Let  be such that  and , and let . Thus,  is an irreducible factor of .

Either  divides  for all  or  divides  for all , since otherwise there would exist an  and a  such that  divides neither  nor , but does divide their product, contradicting the fact that  is irreducible, and thus prime.

Assume without loss of generality that  divides  for all . Fix an . Let us first restrict attention to the case where  is nonempty. 

Let . By Proposition 28,  and  for some  and . We will show that , and .

Let  be an element of . Then for all  if and only if  if and only if  if and only if . Thus 

For all , we have  and , so , so . Similarly, for all , so , so . Thus .

Since  and  both have all coefficients equal to , we have . Thus, 

Similarly, since all the coefficients of  are  and all the coefficients of  are , all the coefficients of  are , so . Thus, .

We thus have that .

In the case where  is empty, we also have , since both sides are .

By Proposition 27, . Thus, , so .

Since  for all , we have that . However, this contradicts the fact that , and .

Thus, condition 2 implies condition 1. 

 

5.4. Probability Distributions on Finite Factored Sets
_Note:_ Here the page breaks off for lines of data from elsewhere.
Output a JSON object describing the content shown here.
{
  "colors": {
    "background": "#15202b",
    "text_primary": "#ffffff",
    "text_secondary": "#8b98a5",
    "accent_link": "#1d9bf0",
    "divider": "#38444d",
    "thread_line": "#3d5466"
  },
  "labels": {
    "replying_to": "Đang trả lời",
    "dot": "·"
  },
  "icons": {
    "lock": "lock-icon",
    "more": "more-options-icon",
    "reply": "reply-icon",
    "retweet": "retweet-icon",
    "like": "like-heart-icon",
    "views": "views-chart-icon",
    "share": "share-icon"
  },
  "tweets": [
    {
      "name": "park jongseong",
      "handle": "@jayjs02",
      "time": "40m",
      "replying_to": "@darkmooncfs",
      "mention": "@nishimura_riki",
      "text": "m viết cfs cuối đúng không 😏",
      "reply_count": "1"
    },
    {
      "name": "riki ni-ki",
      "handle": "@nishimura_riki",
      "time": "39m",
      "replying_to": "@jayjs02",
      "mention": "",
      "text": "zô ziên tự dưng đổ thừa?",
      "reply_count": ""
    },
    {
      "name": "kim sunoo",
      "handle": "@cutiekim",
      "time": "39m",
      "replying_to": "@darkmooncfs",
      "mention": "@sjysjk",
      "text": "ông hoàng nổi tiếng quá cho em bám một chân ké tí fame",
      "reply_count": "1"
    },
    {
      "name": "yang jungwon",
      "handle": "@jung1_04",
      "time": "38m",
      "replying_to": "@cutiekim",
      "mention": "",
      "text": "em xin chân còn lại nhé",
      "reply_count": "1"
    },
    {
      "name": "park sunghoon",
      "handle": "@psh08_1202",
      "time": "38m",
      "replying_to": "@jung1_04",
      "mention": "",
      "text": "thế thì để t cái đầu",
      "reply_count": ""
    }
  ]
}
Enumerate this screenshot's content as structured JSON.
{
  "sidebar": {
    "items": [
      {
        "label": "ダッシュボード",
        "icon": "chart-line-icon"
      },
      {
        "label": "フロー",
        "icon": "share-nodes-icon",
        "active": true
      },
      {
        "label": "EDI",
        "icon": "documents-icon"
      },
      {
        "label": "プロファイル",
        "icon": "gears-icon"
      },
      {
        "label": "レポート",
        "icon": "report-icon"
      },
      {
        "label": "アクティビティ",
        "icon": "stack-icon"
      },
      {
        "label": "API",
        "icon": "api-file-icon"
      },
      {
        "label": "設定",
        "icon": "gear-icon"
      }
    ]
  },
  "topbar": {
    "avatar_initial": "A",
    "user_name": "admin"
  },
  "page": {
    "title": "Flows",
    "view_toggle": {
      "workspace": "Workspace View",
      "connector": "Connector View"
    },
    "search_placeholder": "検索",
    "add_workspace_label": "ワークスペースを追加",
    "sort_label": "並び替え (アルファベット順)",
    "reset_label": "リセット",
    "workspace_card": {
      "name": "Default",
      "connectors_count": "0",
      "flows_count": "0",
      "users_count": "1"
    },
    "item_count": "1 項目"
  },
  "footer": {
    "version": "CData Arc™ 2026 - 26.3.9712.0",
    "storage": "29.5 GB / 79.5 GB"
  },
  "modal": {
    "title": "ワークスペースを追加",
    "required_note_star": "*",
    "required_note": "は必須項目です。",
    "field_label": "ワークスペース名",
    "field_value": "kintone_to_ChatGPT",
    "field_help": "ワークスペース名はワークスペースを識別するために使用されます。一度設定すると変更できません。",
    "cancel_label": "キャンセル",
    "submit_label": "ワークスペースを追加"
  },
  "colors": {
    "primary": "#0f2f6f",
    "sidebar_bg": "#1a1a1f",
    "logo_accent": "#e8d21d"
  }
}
The primary purpose of all this discussion of characteristic polynomials has been to build up to thinking about the relationship between orthogonality and probabilistic independence. We will now discuss probability distributions on finite factored sets.

Recall the definition of a probability distribution.

Definition 36. Given a finite set , a probability distribution on  is a function  such that 

  1.   for all ,
  2.  ,
  3.  , and
  4.  whenever  satisfy .

A probability distribution on a finite factored set  is a probability distribution on its underlying set that also satisfies another condition, which represents the probability distribution coming from a product of distributions on the underlying factors.

Definition 37. Given a finite factored set , a probability distribution on  is a probability distribution  on  such that for all , we have .

Proposition 32. Given a finite factored set , a probability distribution on  is a probability distribution  on  if and only if  for all .

Proof. If  for all , in particular this means that  for all .

Conversely, if  for all , then for all 

 

5.5. The Fundamental Theorem of Finite Factored Sets

We are now ready to state and prove the fundatmental theorem of finite factored sets.

Theorem 3. Let  be a finite factored set, and let  be partitions of . Then  if and only if for all probability distributions  on  and all , and , we have .

Proof. We already have by Lemma 3 that if , then for all , and . Thus for any probability distribution  on , we have

Conversely, assume that for all probability distributions  on , and all , and , we have .

If  is empty, then  is the unique partition of , and we have . Thus, we can restrict our attention to the case where  is nonempty. 

Fix an arbitrary , and . Let . We will first show that  for all .

Given an arbitrary , we can define  by , and we will show that  is a distribution on .

 is well-defined because  is a nonempty sum of products of positive real numbers, and thus positive. Further, since  is a sum of products of positive real numbers,  for all . Since , we also have . Clearly . Finally, for all  with , we have

Therefore  is a distribution on . We still need to show that  is a distribution on .

Observe that for all  and , since , we have that , and since , we have that . Thus, we have that

Thus, for all 

Thus  is a distribution on .

It follows that P. We therefore have that

Thus,  is a polynomial that is zero on an open subset of inputs, so  is the zero polynomial. Thus , so